HOW TO COMPLETE THIS TASK: Print the entries in full, word for word, but not the pictures.

PROVIDED DATA:

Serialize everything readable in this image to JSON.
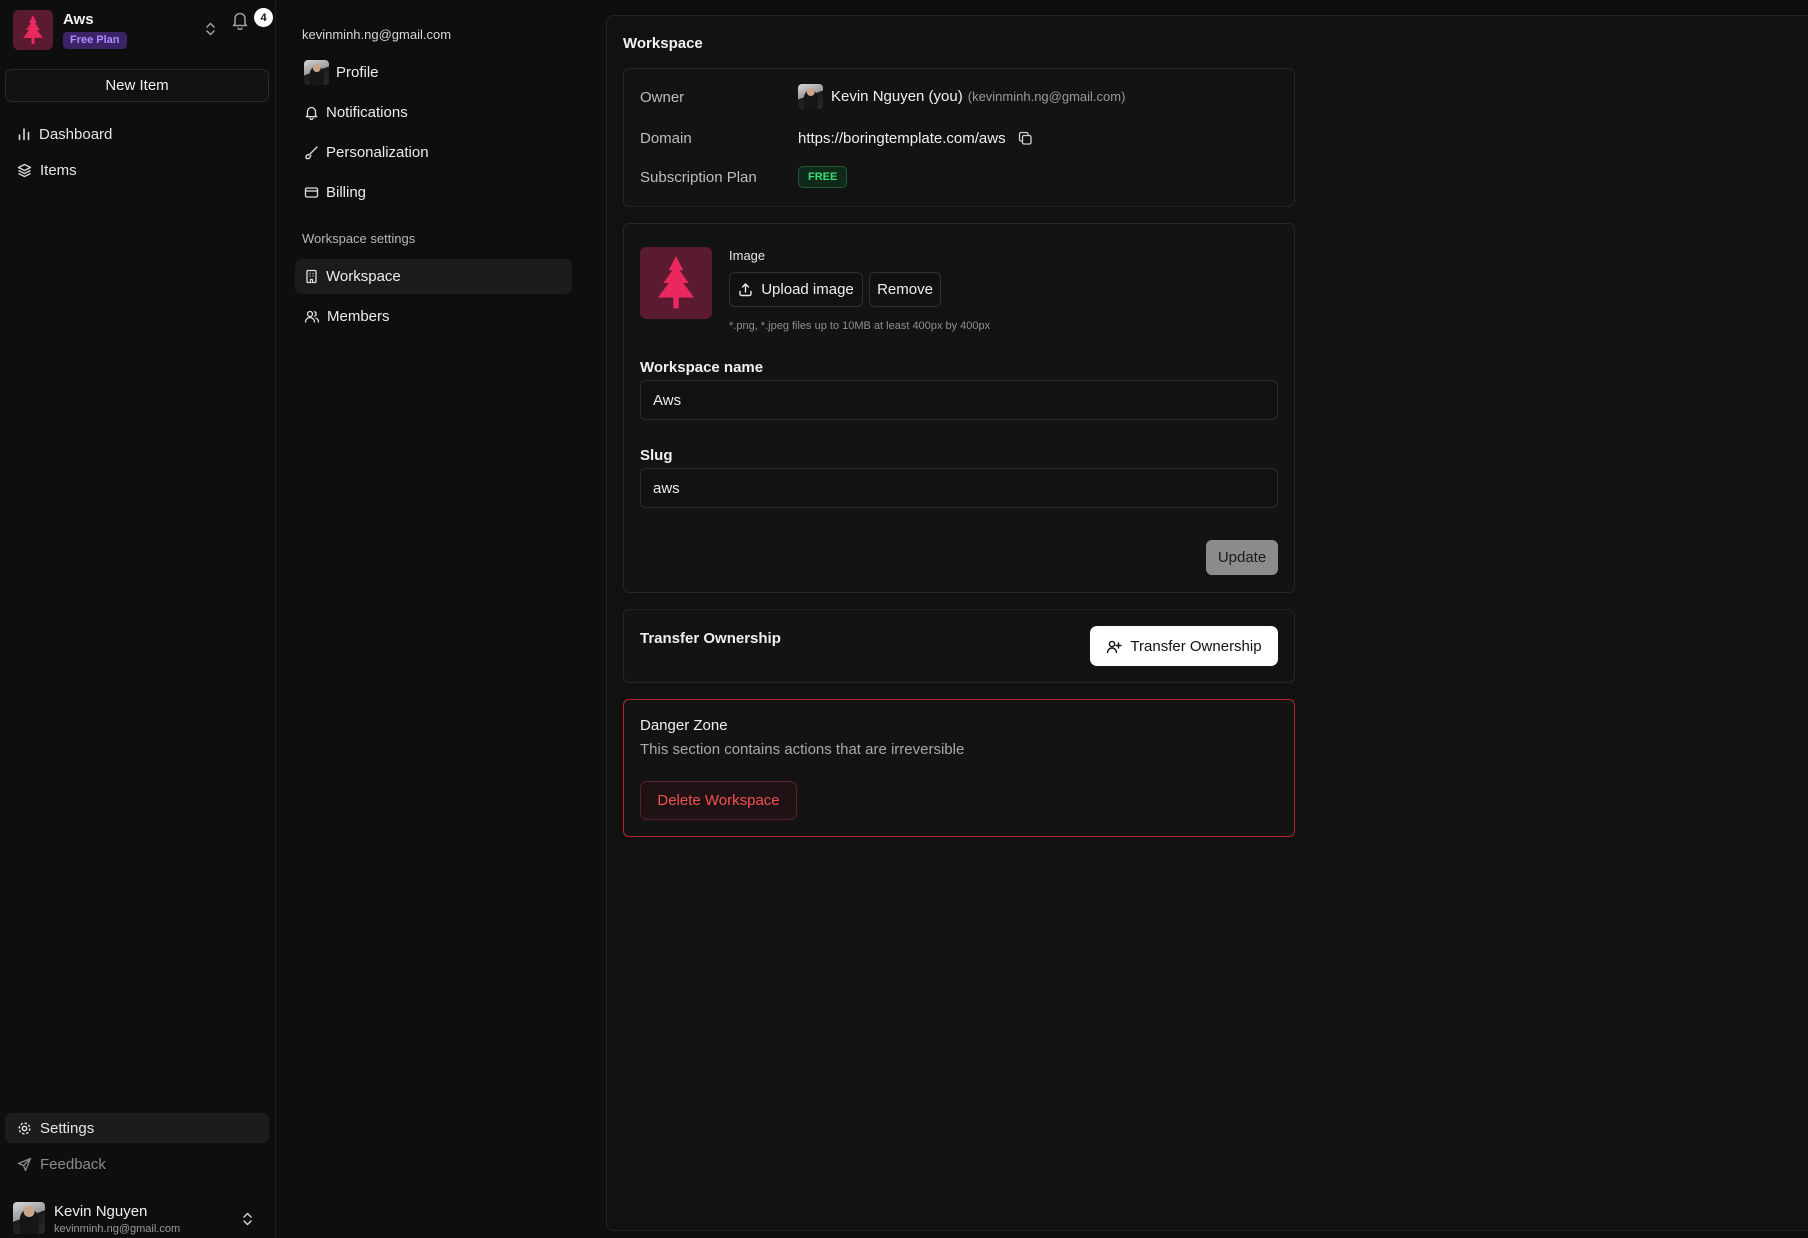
{
  "workspace_switcher": {
    "name": "Aws",
    "plan": "Free Plan",
    "notifications_count": "4"
  },
  "sidebar": {
    "new_item_label": "New Item",
    "items": [
      {
        "label": "Dashboard",
        "icon": "bar-chart-icon"
      },
      {
        "label": "Items",
        "icon": "layers-icon"
      }
    ],
    "bottom_items": [
      {
        "label": "Settings",
        "icon": "gear-icon"
      },
      {
        "label": "Feedback",
        "icon": "send-icon"
      }
    ],
    "user": {
      "name": "Kevin Nguyen",
      "email": "kevinminh.ng@gmail.com"
    }
  },
  "settings_nav": {
    "account_email": "kevinminh.ng@gmail.com",
    "account_items": [
      {
        "label": "Profile",
        "icon": "avatar"
      },
      {
        "label": "Notifications",
        "icon": "bell-icon"
      },
      {
        "label": "Personalization",
        "icon": "brush-icon"
      },
      {
        "label": "Billing",
        "icon": "credit-card-icon"
      }
    ],
    "workspace_section_label": "Workspace settings",
    "workspace_items": [
      {
        "label": "Workspace",
        "icon": "building-icon",
        "active": true
      },
      {
        "label": "Members",
        "icon": "users-icon"
      }
    ]
  },
  "main": {
    "title": "Workspace",
    "info": {
      "owner_label": "Owner",
      "owner_name": "Kevin Nguyen (you)",
      "owner_email": "(kevinminh.ng@gmail.com)",
      "domain_label": "Domain",
      "domain_value": "https://boringtemplate.com/aws",
      "plan_label": "Subscription Plan",
      "plan_value": "FREE"
    },
    "form": {
      "image_label": "Image",
      "upload_label": "Upload image",
      "remove_label": "Remove",
      "image_hint": "*.png, *.jpeg files up to 10MB at least 400px by 400px",
      "name_label": "Workspace name",
      "name_value": "Aws",
      "slug_label": "Slug",
      "slug_value": "aws",
      "update_label": "Update"
    },
    "transfer": {
      "title": "Transfer Ownership",
      "button_label": "Transfer Ownership"
    },
    "danger": {
      "title": "Danger Zone",
      "description": "This section contains actions that are irreversible",
      "delete_label": "Delete Workspace"
    }
  },
  "colors": {
    "background": "#0e0e0f",
    "accent_pink": "#e8285e",
    "plan_badge": "#b08cff",
    "free_badge": "#3ddc7a",
    "danger": "#f05252"
  }
}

SOLUTION:
Serialize everything readable in this image to JSON.
{
  "workspace_switcher": {
    "name": "Aws",
    "plan": "Free Plan",
    "notifications_count": "4"
  },
  "sidebar": {
    "new_item_label": "New Item",
    "items": [
      {
        "label": "Dashboard",
        "icon": "bar-chart-icon"
      },
      {
        "label": "Items",
        "icon": "layers-icon"
      }
    ],
    "bottom_items": [
      {
        "label": "Settings",
        "icon": "gear-icon"
      },
      {
        "label": "Feedback",
        "icon": "send-icon"
      }
    ],
    "user": {
      "name": "Kevin Nguyen",
      "email": "kevinminh.ng@gmail.com"
    }
  },
  "settings_nav": {
    "account_email": "kevinminh.ng@gmail.com",
    "account_items": [
      {
        "label": "Profile",
        "icon": "avatar"
      },
      {
        "label": "Notifications",
        "icon": "bell-icon"
      },
      {
        "label": "Personalization",
        "icon": "brush-icon"
      },
      {
        "label": "Billing",
        "icon": "credit-card-icon"
      }
    ],
    "workspace_section_label": "Workspace settings",
    "workspace_items": [
      {
        "label": "Workspace",
        "icon": "building-icon",
        "active": true
      },
      {
        "label": "Members",
        "icon": "users-icon"
      }
    ]
  },
  "main": {
    "title": "Workspace",
    "info": {
      "owner_label": "Owner",
      "owner_name": "Kevin Nguyen (you)",
      "owner_email": "(kevinminh.ng@gmail.com)",
      "domain_label": "Domain",
      "domain_value": "https://boringtemplate.com/aws",
      "plan_label": "Subscription Plan",
      "plan_value": "FREE"
    },
    "form": {
      "image_label": "Image",
      "upload_label": "Upload image",
      "remove_label": "Remove",
      "image_hint": "*.png, *.jpeg files up to 10MB at least 400px by 400px",
      "name_label": "Workspace name",
      "name_value": "Aws",
      "slug_label": "Slug",
      "slug_value": "aws",
      "update_label": "Update"
    },
    "transfer": {
      "title": "Transfer Ownership",
      "button_label": "Transfer Ownership"
    },
    "danger": {
      "title": "Danger Zone",
      "description": "This section contains actions that are irreversible",
      "delete_label": "Delete Workspace"
    }
  },
  "colors": {
    "background": "#0e0e0f",
    "accent_pink": "#e8285e",
    "plan_badge": "#b08cff",
    "free_badge": "#3ddc7a",
    "danger": "#f05252"
  }
}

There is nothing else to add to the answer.